Three Massachusetts sports betting bills from three different sponsors arrived in the state legislature Wednesday.
The sports betting bills landed in advance of Friday’s deadline to introduce legislation for the 2019 session in Massachusetts. Their purposes range from creating a study commission to introducing both retail and mobile sports betting.
Digging into three MA sports betting bills
Here’s a closer look at what each bill would bring to Massachusetts.
The commission would have 180 days to study the subject before being required to report back to the legislature. Depending on how quickly the bill moves, it’s possible the commission could report back before the end of the 2019 session.
Sen. James Welch proposes legislation that would enable Massachusetts casinos to begin sports betting operations. It appears to encompass both in-person and mobile sports wagering.
The bill includes a 6.75 percent tax on sports betting revenue for both Category 1 and Category 2 licensees. Category 1 licensees are the state’s largest casinos.

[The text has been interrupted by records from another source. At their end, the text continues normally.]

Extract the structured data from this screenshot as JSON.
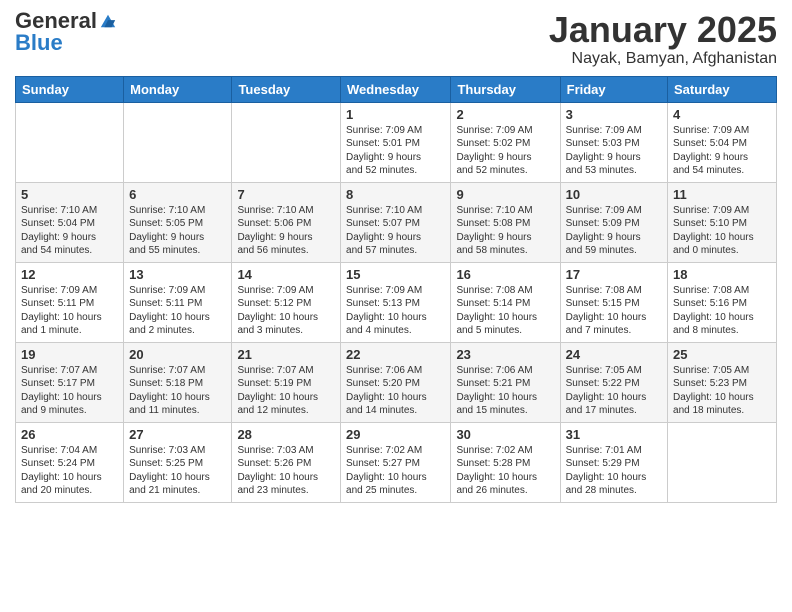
{
  "logo": {
    "general": "General",
    "blue": "Blue"
  },
  "header": {
    "month": "January 2025",
    "location": "Nayak, Bamyan, Afghanistan"
  },
  "days_of_week": [
    "Sunday",
    "Monday",
    "Tuesday",
    "Wednesday",
    "Thursday",
    "Friday",
    "Saturday"
  ],
  "weeks": [
    [
      {
        "day": "",
        "info": ""
      },
      {
        "day": "",
        "info": ""
      },
      {
        "day": "",
        "info": ""
      },
      {
        "day": "1",
        "info": "Sunrise: 7:09 AM\nSunset: 5:01 PM\nDaylight: 9 hours\nand 52 minutes."
      },
      {
        "day": "2",
        "info": "Sunrise: 7:09 AM\nSunset: 5:02 PM\nDaylight: 9 hours\nand 52 minutes."
      },
      {
        "day": "3",
        "info": "Sunrise: 7:09 AM\nSunset: 5:03 PM\nDaylight: 9 hours\nand 53 minutes."
      },
      {
        "day": "4",
        "info": "Sunrise: 7:09 AM\nSunset: 5:04 PM\nDaylight: 9 hours\nand 54 minutes."
      }
    ],
    [
      {
        "day": "5",
        "info": "Sunrise: 7:10 AM\nSunset: 5:04 PM\nDaylight: 9 hours\nand 54 minutes."
      },
      {
        "day": "6",
        "info": "Sunrise: 7:10 AM\nSunset: 5:05 PM\nDaylight: 9 hours\nand 55 minutes."
      },
      {
        "day": "7",
        "info": "Sunrise: 7:10 AM\nSunset: 5:06 PM\nDaylight: 9 hours\nand 56 minutes."
      },
      {
        "day": "8",
        "info": "Sunrise: 7:10 AM\nSunset: 5:07 PM\nDaylight: 9 hours\nand 57 minutes."
      },
      {
        "day": "9",
        "info": "Sunrise: 7:10 AM\nSunset: 5:08 PM\nDaylight: 9 hours\nand 58 minutes."
      },
      {
        "day": "10",
        "info": "Sunrise: 7:09 AM\nSunset: 5:09 PM\nDaylight: 9 hours\nand 59 minutes."
      },
      {
        "day": "11",
        "info": "Sunrise: 7:09 AM\nSunset: 5:10 PM\nDaylight: 10 hours\nand 0 minutes."
      }
    ],
    [
      {
        "day": "12",
        "info": "Sunrise: 7:09 AM\nSunset: 5:11 PM\nDaylight: 10 hours\nand 1 minute."
      },
      {
        "day": "13",
        "info": "Sunrise: 7:09 AM\nSunset: 5:11 PM\nDaylight: 10 hours\nand 2 minutes."
      },
      {
        "day": "14",
        "info": "Sunrise: 7:09 AM\nSunset: 5:12 PM\nDaylight: 10 hours\nand 3 minutes."
      },
      {
        "day": "15",
        "info": "Sunrise: 7:09 AM\nSunset: 5:13 PM\nDaylight: 10 hours\nand 4 minutes."
      },
      {
        "day": "16",
        "info": "Sunrise: 7:08 AM\nSunset: 5:14 PM\nDaylight: 10 hours\nand 5 minutes."
      },
      {
        "day": "17",
        "info": "Sunrise: 7:08 AM\nSunset: 5:15 PM\nDaylight: 10 hours\nand 7 minutes."
      },
      {
        "day": "18",
        "info": "Sunrise: 7:08 AM\nSunset: 5:16 PM\nDaylight: 10 hours\nand 8 minutes."
      }
    ],
    [
      {
        "day": "19",
        "info": "Sunrise: 7:07 AM\nSunset: 5:17 PM\nDaylight: 10 hours\nand 9 minutes."
      },
      {
        "day": "20",
        "info": "Sunrise: 7:07 AM\nSunset: 5:18 PM\nDaylight: 10 hours\nand 11 minutes."
      },
      {
        "day": "21",
        "info": "Sunrise: 7:07 AM\nSunset: 5:19 PM\nDaylight: 10 hours\nand 12 minutes."
      },
      {
        "day": "22",
        "info": "Sunrise: 7:06 AM\nSunset: 5:20 PM\nDaylight: 10 hours\nand 14 minutes."
      },
      {
        "day": "23",
        "info": "Sunrise: 7:06 AM\nSunset: 5:21 PM\nDaylight: 10 hours\nand 15 minutes."
      },
      {
        "day": "24",
        "info": "Sunrise: 7:05 AM\nSunset: 5:22 PM\nDaylight: 10 hours\nand 17 minutes."
      },
      {
        "day": "25",
        "info": "Sunrise: 7:05 AM\nSunset: 5:23 PM\nDaylight: 10 hours\nand 18 minutes."
      }
    ],
    [
      {
        "day": "26",
        "info": "Sunrise: 7:04 AM\nSunset: 5:24 PM\nDaylight: 10 hours\nand 20 minutes."
      },
      {
        "day": "27",
        "info": "Sunrise: 7:03 AM\nSunset: 5:25 PM\nDaylight: 10 hours\nand 21 minutes."
      },
      {
        "day": "28",
        "info": "Sunrise: 7:03 AM\nSunset: 5:26 PM\nDaylight: 10 hours\nand 23 minutes."
      },
      {
        "day": "29",
        "info": "Sunrise: 7:02 AM\nSunset: 5:27 PM\nDaylight: 10 hours\nand 25 minutes."
      },
      {
        "day": "30",
        "info": "Sunrise: 7:02 AM\nSunset: 5:28 PM\nDaylight: 10 hours\nand 26 minutes."
      },
      {
        "day": "31",
        "info": "Sunrise: 7:01 AM\nSunset: 5:29 PM\nDaylight: 10 hours\nand 28 minutes."
      },
      {
        "day": "",
        "info": ""
      }
    ]
  ]
}
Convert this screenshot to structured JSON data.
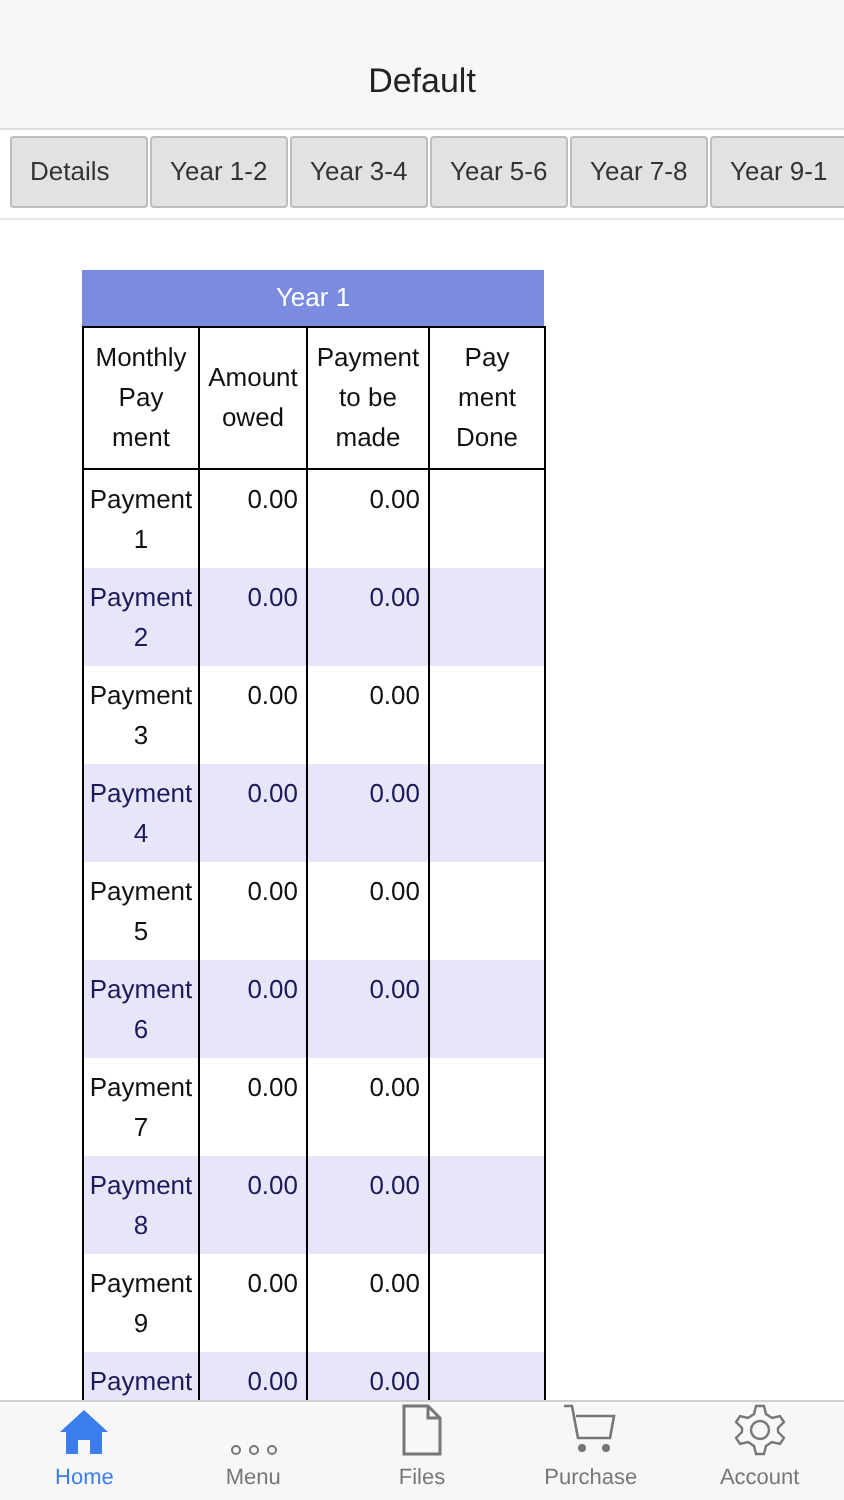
{
  "title": "Default",
  "tabs": [
    "Details",
    "Year 1-2",
    "Year 3-4",
    "Year 5-6",
    "Year 7-8",
    "Year 9-1"
  ],
  "table": {
    "caption": "Year 1",
    "columns": [
      "Monthly\nPay\nment",
      "Amount\nowed",
      "Payment\nto be\nmade",
      "Pay\nment\nDone"
    ],
    "rows": [
      {
        "label": "Payment\n1",
        "amount": "0.00",
        "to_pay": "0.00"
      },
      {
        "label": "Payment\n2",
        "amount": "0.00",
        "to_pay": "0.00"
      },
      {
        "label": "Payment\n3",
        "amount": "0.00",
        "to_pay": "0.00"
      },
      {
        "label": "Payment\n4",
        "amount": "0.00",
        "to_pay": "0.00"
      },
      {
        "label": "Payment\n5",
        "amount": "0.00",
        "to_pay": "0.00"
      },
      {
        "label": "Payment\n6",
        "amount": "0.00",
        "to_pay": "0.00"
      },
      {
        "label": "Payment\n7",
        "amount": "0.00",
        "to_pay": "0.00"
      },
      {
        "label": "Payment\n8",
        "amount": "0.00",
        "to_pay": "0.00"
      },
      {
        "label": "Payment\n9",
        "amount": "0.00",
        "to_pay": "0.00"
      },
      {
        "label": "Payment",
        "amount": "0.00",
        "to_pay": "0.00"
      }
    ]
  },
  "tab_bar": [
    {
      "kind": "home",
      "label": "Home",
      "selected": true
    },
    {
      "kind": "menu",
      "label": "Menu",
      "selected": false
    },
    {
      "kind": "files",
      "label": "Files",
      "selected": false
    },
    {
      "kind": "purchase",
      "label": "Purchase",
      "selected": false
    },
    {
      "kind": "account",
      "label": "Account",
      "selected": false
    }
  ]
}
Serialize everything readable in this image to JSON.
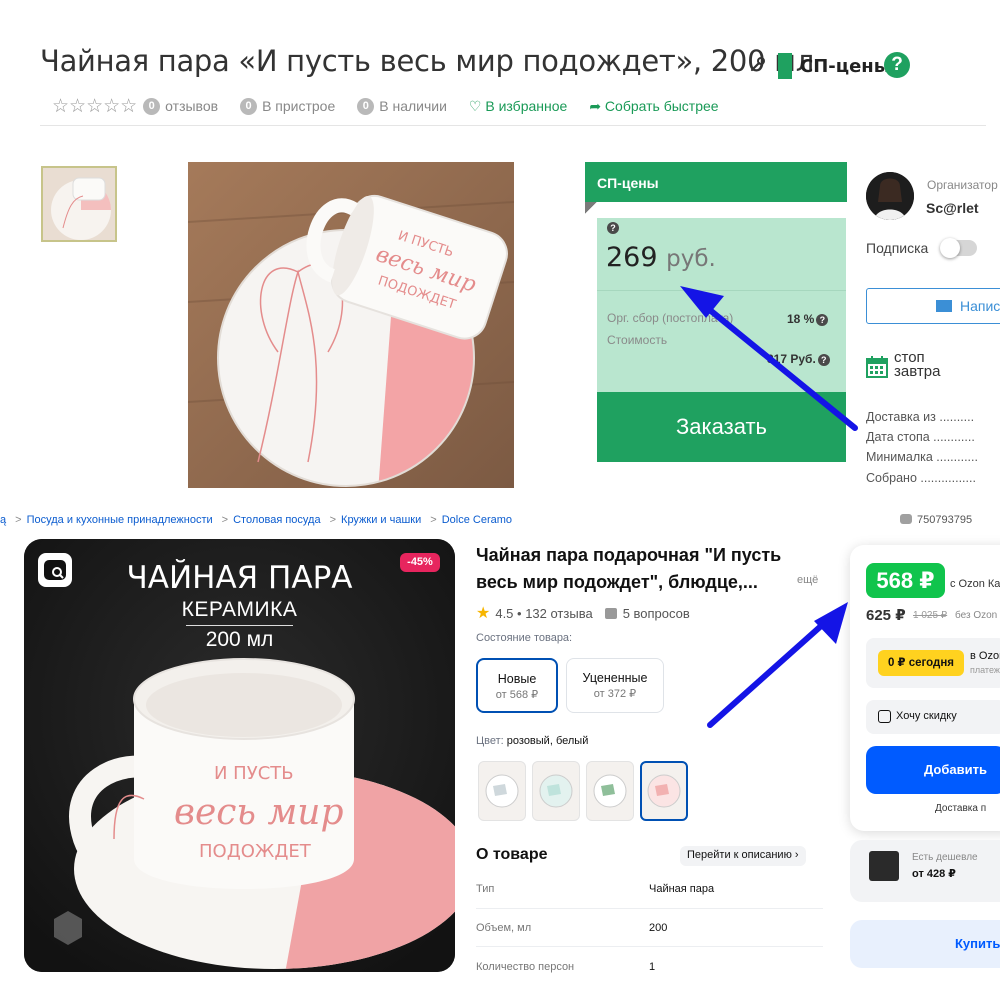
{
  "sp": {
    "title": "Чайная пара «И пусть весь мир подождет», 200 мл",
    "badge_label": "СП-цены",
    "help_label": "?",
    "stars": "☆☆☆☆☆",
    "reviews_count": "0",
    "reviews_label": "отзывов",
    "attach_count": "0",
    "attach_label": "В пристрое",
    "stock_count": "0",
    "stock_label": "В наличии",
    "favorites_label": "♡ В избранное",
    "collect_label": "➦ Собрать быстрее",
    "price_header": "СП-цены",
    "price_q": "?",
    "price_amount": "269",
    "price_currency": "руб.",
    "org_fee_label": "Орг. сбор (постоплата)",
    "org_fee_value": "18 %",
    "cost_label": "Стоимость",
    "cost_value": "317 Руб.",
    "order_button": "Заказать",
    "organizer_title": "Организатор",
    "organizer_name": "Sc@rlet",
    "subscribe_label": "Подписка",
    "write_button": "Написать",
    "stop_line1": "стоп",
    "stop_line2": "завтра",
    "info": [
      "Доставка из ..........",
      "Дата стопа ............",
      "Минималка ............",
      "Собрано ................"
    ],
    "photo_text": [
      "И ПУСТЬ",
      "весь мир",
      "ПОДОЖДЕТ"
    ]
  },
  "ozon": {
    "breadcrumbs": [
      "Посуда и кухонные принадлежности",
      "Столовая посуда",
      "Кружки и чашки",
      "Dolce Ceramo"
    ],
    "crumb_sep": ">",
    "crumb_lead": "ą",
    "article": "750793795",
    "discount_badge": "-45%",
    "promo_title": "ЧАЙНАЯ ПАРА",
    "promo_sub": "КЕРАМИКА",
    "promo_volume": "200 мл",
    "cup_text": [
      "И ПУСТЬ",
      "весь мир",
      "ПОДОЖДЕТ"
    ],
    "product_title": "Чайная пара подарочная \"И пусть весь мир подождет\", блюдце,...",
    "more_label": "ещё",
    "rating": "4.5 • 132 отзыва",
    "questions": "5 вопросов",
    "condition_label": "Состояние товара:",
    "conditions": [
      {
        "name": "Новые",
        "price": "от 568 ₽"
      },
      {
        "name": "Уцененные",
        "price": "от 372 ₽"
      }
    ],
    "color_label": "Цвет:",
    "color_value": "розовый, белый",
    "about_title": "О товаре",
    "desc_link": "Перейти к описанию ›",
    "specs": [
      {
        "k": "Тип",
        "v": "Чайная пара"
      },
      {
        "k": "Объем, мл",
        "v": "200"
      },
      {
        "k": "Количество персон",
        "v": "1"
      }
    ],
    "price_card": "568 ₽",
    "price_card_label": "с Ozon Картой",
    "price_regular": "625 ₽",
    "price_old": "1 025 ₽",
    "price_without": "без Ozon Карты",
    "split_chip": "0 ₽ сегодня",
    "split_v": "в Ozon",
    "split_pl": "платежи",
    "want_discount": "Хочу скидку",
    "add_button": "Добавить",
    "delivery": "Доставка п",
    "cheaper_text": "Есть дешевле",
    "cheaper_price": "от 428 ₽",
    "buy_now": "Купить"
  },
  "colors": {
    "sp_green": "#1fa160",
    "sp_price_bg": "#b9e6cf",
    "ozon_blue": "#005bff",
    "ozon_green_price": "#10c44c",
    "arrow_blue": "#1414e6"
  }
}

Currently there is MGM Springfield (Category 1) and Plainridge Park (Category 2). Another Category 1 casino, Wynn Encore Boston Harbor, opens this year.
The bill from Sen. Brendan Crighton also legalizes both retail and mobile operations in Massachusetts.
This bill would establish an initial license fee of $500,000 per operator. Sports betting revenue would be taxed at 12.5 percent of gross revenue, and licensees would pay a $100,000 annual renewal fee.
DraftKings calls Boston home
Massachusetts is home to DraftKings Sportsbook, the early market leader in New Jersey sports betting. The daily fantasy sports company turned legal sports betting provider paced NJ operators in mobile revenue in 2018.
A DraftKings spokesperson offered this statement on behalf of the company:
Legal, regulated mobile sports betting provides the best mechanism to not only protect consumers, but to eliminate illegal offshore gambling, ensure game integrity, generate new revenue for the Commonwealth and fuel the growth of Massachusetts’ sports-tech sector.
We’re hopeful Massachusetts will seize the opportunity this year to establish a new national model of directly licensing mobile operators.